From here, the main road turns northeast around the TV tower to a collection of prayer flags, where a footpath clambers up the mountainside in around 15 minutes to Ganesh Tok viewpoint. Panting, we plop ourselves on a bench and dig into a plate of steaming momos slathered with sepen, a hot chilli dipping sauce, and a bowl of soup. On the slopes below, Gangtok is a mesh of multicolored cubes. 4 km uphill is Hanuman Tok. The momo lady points us a shortcut and we scramble up the hillside, through fragrant woods and wild hibiscus bushes. Clear views are rare in winter- the fog swirls over dark, mysterious swathes of forests. The wind is biting. When the clouds decide to step back and sunrays dissolve the deliquescent mist, the valley below lights up unabashedly - the view is one you will remember forever. We reach MG Marg late in the afternoon and dig into a sumptuous Sikkimese spread and more hot chilli sauce!
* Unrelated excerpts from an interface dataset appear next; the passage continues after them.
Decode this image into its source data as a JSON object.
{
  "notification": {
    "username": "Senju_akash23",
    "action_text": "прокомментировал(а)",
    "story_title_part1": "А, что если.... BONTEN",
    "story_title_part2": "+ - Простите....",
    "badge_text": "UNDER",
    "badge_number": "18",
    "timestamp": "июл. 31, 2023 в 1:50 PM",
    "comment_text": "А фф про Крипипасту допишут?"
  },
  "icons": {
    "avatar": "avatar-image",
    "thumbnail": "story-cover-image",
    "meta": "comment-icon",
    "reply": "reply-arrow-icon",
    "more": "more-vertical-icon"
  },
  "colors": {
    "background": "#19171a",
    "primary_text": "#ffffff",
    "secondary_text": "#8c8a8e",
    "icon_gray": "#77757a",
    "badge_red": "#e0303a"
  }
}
Because we are always on the lookout for a deal, we skip the over-priced shops of MG Marg and head to Lal Bazaar instead. One of Gangtok’s beautiful women leads us down a narrow stairway near the State Bank of Sikkim, past a tiny bakery and voilà! We are on the terrace of Lal Bazaar! “This four storied market stocks about everything you can ask for. By the way, the women’s section is on the third floor,” she smiles. Soon we are lusting at mindboggling collections of apparels and jackets and heels and scarves and everything that screams à la mode. After what seemed like minutes (but were in fact, over two hours), we find our way through meticulously arranged mounds of colourful fruits and vegetables to the main exit on the ground floor and take the flight of stairs winding up through another bustling market to reach MG Marg.
If you’re wondering if Gangtok is the town of secret shortcuts, I strongly suppose it is!
Gorgeous views of the mountainside